(Beginning of DATA IN THIS EXERCISE)

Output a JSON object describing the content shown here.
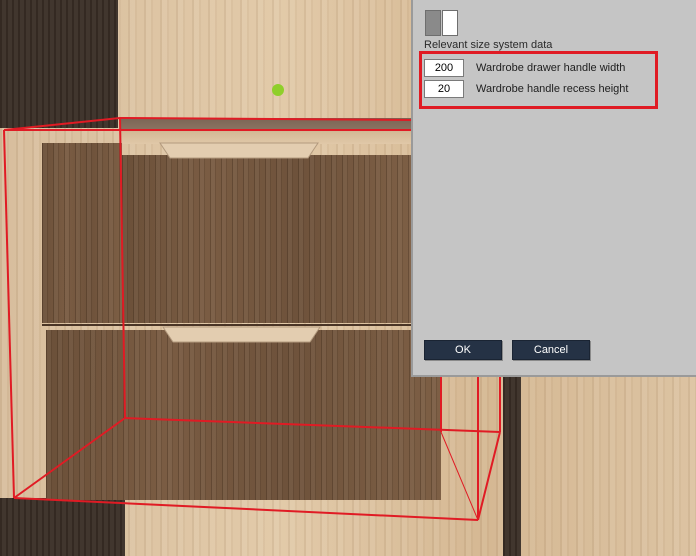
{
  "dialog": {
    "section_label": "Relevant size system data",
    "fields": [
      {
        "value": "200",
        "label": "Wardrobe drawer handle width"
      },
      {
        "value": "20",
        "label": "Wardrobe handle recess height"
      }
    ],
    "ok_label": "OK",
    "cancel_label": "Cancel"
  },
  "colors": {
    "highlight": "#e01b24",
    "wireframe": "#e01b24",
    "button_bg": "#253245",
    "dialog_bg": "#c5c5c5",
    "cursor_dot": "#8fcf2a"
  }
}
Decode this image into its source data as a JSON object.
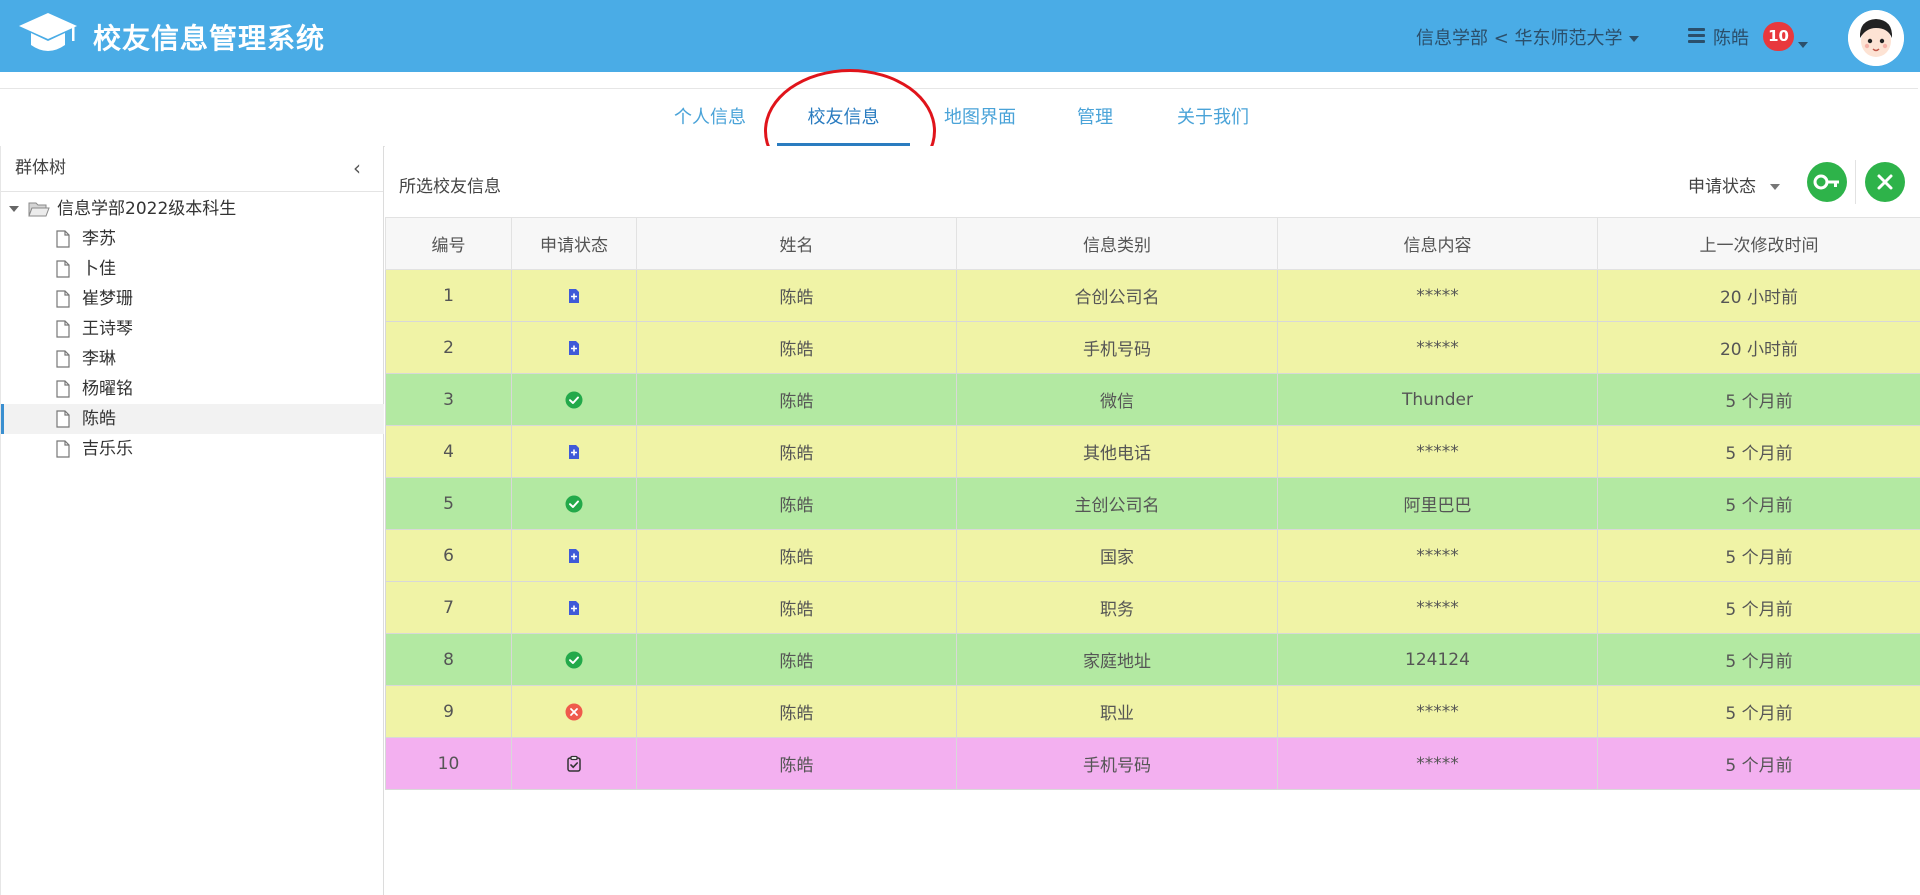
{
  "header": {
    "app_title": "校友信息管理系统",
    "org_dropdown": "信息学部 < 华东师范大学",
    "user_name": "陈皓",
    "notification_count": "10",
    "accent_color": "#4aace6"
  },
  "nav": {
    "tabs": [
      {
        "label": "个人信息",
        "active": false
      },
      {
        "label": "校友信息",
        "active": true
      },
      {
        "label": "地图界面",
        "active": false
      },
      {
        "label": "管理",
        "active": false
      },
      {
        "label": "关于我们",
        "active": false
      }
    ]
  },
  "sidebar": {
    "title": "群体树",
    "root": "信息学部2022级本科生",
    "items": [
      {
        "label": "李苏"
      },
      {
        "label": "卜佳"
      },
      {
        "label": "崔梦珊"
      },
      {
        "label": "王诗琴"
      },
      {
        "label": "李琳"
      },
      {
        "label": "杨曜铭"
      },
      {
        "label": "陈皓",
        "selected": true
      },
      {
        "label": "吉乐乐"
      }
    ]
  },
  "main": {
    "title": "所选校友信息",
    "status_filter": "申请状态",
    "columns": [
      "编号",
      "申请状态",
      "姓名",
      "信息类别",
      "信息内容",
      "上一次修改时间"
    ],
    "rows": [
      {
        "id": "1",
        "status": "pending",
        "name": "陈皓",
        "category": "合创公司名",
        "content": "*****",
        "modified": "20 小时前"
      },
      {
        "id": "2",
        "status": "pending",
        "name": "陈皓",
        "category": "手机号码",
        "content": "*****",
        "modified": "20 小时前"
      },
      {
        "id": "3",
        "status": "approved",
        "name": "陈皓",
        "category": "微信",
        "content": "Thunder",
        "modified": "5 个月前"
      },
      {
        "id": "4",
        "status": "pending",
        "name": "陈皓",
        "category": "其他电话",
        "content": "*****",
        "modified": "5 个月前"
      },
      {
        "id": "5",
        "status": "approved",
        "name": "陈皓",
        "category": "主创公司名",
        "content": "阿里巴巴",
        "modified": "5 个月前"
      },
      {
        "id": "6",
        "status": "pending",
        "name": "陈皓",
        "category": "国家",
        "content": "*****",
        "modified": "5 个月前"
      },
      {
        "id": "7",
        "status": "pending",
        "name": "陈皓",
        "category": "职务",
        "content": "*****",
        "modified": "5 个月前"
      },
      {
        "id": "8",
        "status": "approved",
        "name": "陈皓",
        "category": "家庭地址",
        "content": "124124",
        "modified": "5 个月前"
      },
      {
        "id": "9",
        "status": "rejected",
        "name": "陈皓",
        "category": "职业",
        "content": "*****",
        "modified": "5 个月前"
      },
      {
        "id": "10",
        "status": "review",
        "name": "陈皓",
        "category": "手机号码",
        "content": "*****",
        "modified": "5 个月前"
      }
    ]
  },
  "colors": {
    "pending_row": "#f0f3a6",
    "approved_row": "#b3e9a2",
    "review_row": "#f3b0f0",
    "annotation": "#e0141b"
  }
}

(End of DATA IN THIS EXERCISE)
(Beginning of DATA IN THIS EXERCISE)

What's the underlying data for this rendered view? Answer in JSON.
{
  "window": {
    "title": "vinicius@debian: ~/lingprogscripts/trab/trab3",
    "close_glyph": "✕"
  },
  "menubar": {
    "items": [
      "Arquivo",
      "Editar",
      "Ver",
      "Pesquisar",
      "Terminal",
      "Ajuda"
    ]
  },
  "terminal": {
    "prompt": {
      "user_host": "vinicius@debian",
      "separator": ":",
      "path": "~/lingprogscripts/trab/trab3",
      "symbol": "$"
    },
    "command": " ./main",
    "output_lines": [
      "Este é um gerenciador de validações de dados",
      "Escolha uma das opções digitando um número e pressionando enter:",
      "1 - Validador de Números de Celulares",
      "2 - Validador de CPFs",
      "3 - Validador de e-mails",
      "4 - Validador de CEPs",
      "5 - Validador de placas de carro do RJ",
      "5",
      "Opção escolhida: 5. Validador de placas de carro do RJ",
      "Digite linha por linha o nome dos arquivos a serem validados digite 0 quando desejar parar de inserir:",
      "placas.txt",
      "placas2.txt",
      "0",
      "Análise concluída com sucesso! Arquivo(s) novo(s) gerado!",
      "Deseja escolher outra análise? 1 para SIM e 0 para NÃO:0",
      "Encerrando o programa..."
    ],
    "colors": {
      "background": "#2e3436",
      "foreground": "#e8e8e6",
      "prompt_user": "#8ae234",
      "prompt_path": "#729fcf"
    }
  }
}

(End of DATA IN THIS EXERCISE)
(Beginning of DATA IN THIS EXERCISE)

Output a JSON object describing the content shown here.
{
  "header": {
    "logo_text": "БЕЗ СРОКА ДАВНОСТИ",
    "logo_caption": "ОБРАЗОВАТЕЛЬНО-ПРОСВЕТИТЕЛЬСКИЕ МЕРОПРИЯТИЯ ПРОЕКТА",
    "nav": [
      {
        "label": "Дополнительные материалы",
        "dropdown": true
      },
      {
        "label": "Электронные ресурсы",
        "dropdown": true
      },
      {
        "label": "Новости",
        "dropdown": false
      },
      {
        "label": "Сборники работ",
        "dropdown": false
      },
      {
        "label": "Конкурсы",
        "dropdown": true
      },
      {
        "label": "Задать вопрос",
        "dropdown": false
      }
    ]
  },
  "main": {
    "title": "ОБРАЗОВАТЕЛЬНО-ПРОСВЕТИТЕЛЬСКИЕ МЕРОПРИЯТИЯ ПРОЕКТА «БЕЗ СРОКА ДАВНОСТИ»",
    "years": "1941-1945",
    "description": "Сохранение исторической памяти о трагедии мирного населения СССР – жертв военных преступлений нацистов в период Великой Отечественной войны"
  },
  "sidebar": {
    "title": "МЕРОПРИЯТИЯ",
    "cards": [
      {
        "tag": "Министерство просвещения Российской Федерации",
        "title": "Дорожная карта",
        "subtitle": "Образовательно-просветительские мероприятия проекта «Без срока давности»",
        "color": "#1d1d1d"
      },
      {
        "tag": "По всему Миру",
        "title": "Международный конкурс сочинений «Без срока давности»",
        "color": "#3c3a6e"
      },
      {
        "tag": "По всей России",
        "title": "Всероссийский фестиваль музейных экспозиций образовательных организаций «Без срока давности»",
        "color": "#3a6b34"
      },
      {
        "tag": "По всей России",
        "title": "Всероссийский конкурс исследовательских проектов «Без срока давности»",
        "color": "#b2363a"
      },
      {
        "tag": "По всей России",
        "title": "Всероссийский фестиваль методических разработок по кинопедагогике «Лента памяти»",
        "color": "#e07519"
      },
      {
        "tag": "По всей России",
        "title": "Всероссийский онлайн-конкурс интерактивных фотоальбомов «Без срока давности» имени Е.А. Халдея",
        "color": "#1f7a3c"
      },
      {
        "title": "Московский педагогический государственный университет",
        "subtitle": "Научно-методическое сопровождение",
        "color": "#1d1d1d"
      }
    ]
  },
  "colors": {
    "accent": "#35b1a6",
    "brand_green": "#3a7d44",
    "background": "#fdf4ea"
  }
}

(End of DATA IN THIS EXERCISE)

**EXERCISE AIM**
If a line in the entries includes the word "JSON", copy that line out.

**RESPONSE**
Output a JSON object describing the content shown here.
Decode this image into its source data as a JSON object.
What's the underlying data for this rendered view? Answer in JSON.
Output a JSON object describing the content shown here.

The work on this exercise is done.